Aim of the task →
Repeat each entry word for word. Leave any images out of the copy.

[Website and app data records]
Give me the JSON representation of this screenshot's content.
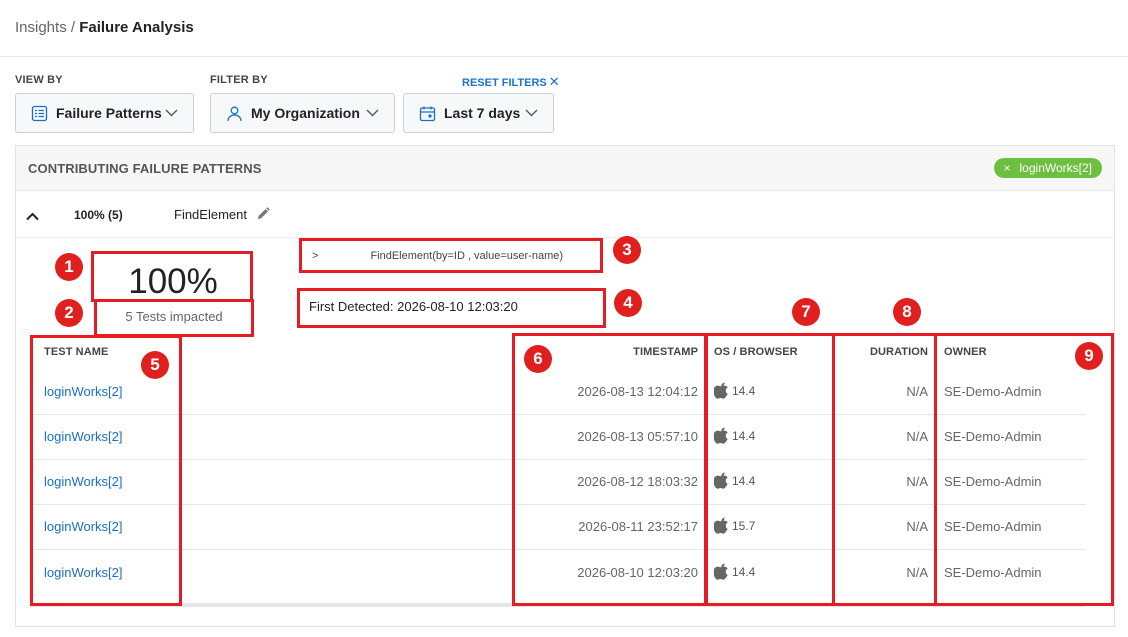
{
  "breadcrumb": {
    "parent": "Insights",
    "separator": " / ",
    "current": "Failure Analysis"
  },
  "filters": {
    "view_by_label": "VIEW BY",
    "filter_by_label": "FILTER BY",
    "reset_label": "RESET FILTERS",
    "reset_icon": "✕",
    "view_by_value": "Failure Patterns",
    "org_value": "My Organization",
    "date_value": "Last 7 days"
  },
  "panel": {
    "title": "CONTRIBUTING FAILURE PATTERNS",
    "tag_label": "loginWorks[2]",
    "tag_icon": "×"
  },
  "pattern": {
    "percent_count": "100% (5)",
    "name": "FindElement",
    "big_percent": "100%",
    "tests_impacted": "5 Tests impacted",
    "signature_prefix": ">",
    "signature": "FindElement(by=ID , value=user-name)",
    "first_detected": "First Detected: 2026-08-10 12:03:20"
  },
  "table": {
    "headers": {
      "test_name": "TEST NAME",
      "timestamp": "TIMESTAMP",
      "os_browser": "OS / BROWSER",
      "duration": "DURATION",
      "owner": "OWNER"
    },
    "rows": [
      {
        "test_name": "loginWorks[2]",
        "timestamp": "2026-08-13 12:04:12",
        "os_icon": "apple-icon",
        "os_version": "14.4",
        "duration": "N/A",
        "owner": "SE-Demo-Admin"
      },
      {
        "test_name": "loginWorks[2]",
        "timestamp": "2026-08-13 05:57:10",
        "os_icon": "apple-icon",
        "os_version": "14.4",
        "duration": "N/A",
        "owner": "SE-Demo-Admin"
      },
      {
        "test_name": "loginWorks[2]",
        "timestamp": "2026-08-12 18:03:32",
        "os_icon": "apple-icon",
        "os_version": "14.4",
        "duration": "N/A",
        "owner": "SE-Demo-Admin"
      },
      {
        "test_name": "loginWorks[2]",
        "timestamp": "2026-08-11 23:52:17",
        "os_icon": "apple-icon",
        "os_version": "15.7",
        "duration": "N/A",
        "owner": "SE-Demo-Admin"
      },
      {
        "test_name": "loginWorks[2]",
        "timestamp": "2026-08-10 12:03:20",
        "os_icon": "apple-icon",
        "os_version": "14.4",
        "duration": "N/A",
        "owner": "SE-Demo-Admin"
      }
    ]
  },
  "annotations": [
    "1",
    "2",
    "3",
    "4",
    "5",
    "6",
    "7",
    "8",
    "9"
  ],
  "colors": {
    "link": "#1a6fc2",
    "tag": "#6dbf3f",
    "annotation": "#e51c23"
  }
}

Response for this exercise →
Give me the JSON representation of this screenshot's content.
{
  "breadcrumb": {
    "parent": "Insights",
    "separator": " / ",
    "current": "Failure Analysis"
  },
  "filters": {
    "view_by_label": "VIEW BY",
    "filter_by_label": "FILTER BY",
    "reset_label": "RESET FILTERS",
    "reset_icon": "✕",
    "view_by_value": "Failure Patterns",
    "org_value": "My Organization",
    "date_value": "Last 7 days"
  },
  "panel": {
    "title": "CONTRIBUTING FAILURE PATTERNS",
    "tag_label": "loginWorks[2]",
    "tag_icon": "×"
  },
  "pattern": {
    "percent_count": "100% (5)",
    "name": "FindElement",
    "big_percent": "100%",
    "tests_impacted": "5 Tests impacted",
    "signature_prefix": ">",
    "signature": "FindElement(by=ID , value=user-name)",
    "first_detected": "First Detected: 2026-08-10 12:03:20"
  },
  "table": {
    "headers": {
      "test_name": "TEST NAME",
      "timestamp": "TIMESTAMP",
      "os_browser": "OS / BROWSER",
      "duration": "DURATION",
      "owner": "OWNER"
    },
    "rows": [
      {
        "test_name": "loginWorks[2]",
        "timestamp": "2026-08-13 12:04:12",
        "os_icon": "apple-icon",
        "os_version": "14.4",
        "duration": "N/A",
        "owner": "SE-Demo-Admin"
      },
      {
        "test_name": "loginWorks[2]",
        "timestamp": "2026-08-13 05:57:10",
        "os_icon": "apple-icon",
        "os_version": "14.4",
        "duration": "N/A",
        "owner": "SE-Demo-Admin"
      },
      {
        "test_name": "loginWorks[2]",
        "timestamp": "2026-08-12 18:03:32",
        "os_icon": "apple-icon",
        "os_version": "14.4",
        "duration": "N/A",
        "owner": "SE-Demo-Admin"
      },
      {
        "test_name": "loginWorks[2]",
        "timestamp": "2026-08-11 23:52:17",
        "os_icon": "apple-icon",
        "os_version": "15.7",
        "duration": "N/A",
        "owner": "SE-Demo-Admin"
      },
      {
        "test_name": "loginWorks[2]",
        "timestamp": "2026-08-10 12:03:20",
        "os_icon": "apple-icon",
        "os_version": "14.4",
        "duration": "N/A",
        "owner": "SE-Demo-Admin"
      }
    ]
  },
  "annotations": [
    "1",
    "2",
    "3",
    "4",
    "5",
    "6",
    "7",
    "8",
    "9"
  ],
  "colors": {
    "link": "#1a6fc2",
    "tag": "#6dbf3f",
    "annotation": "#e51c23"
  }
}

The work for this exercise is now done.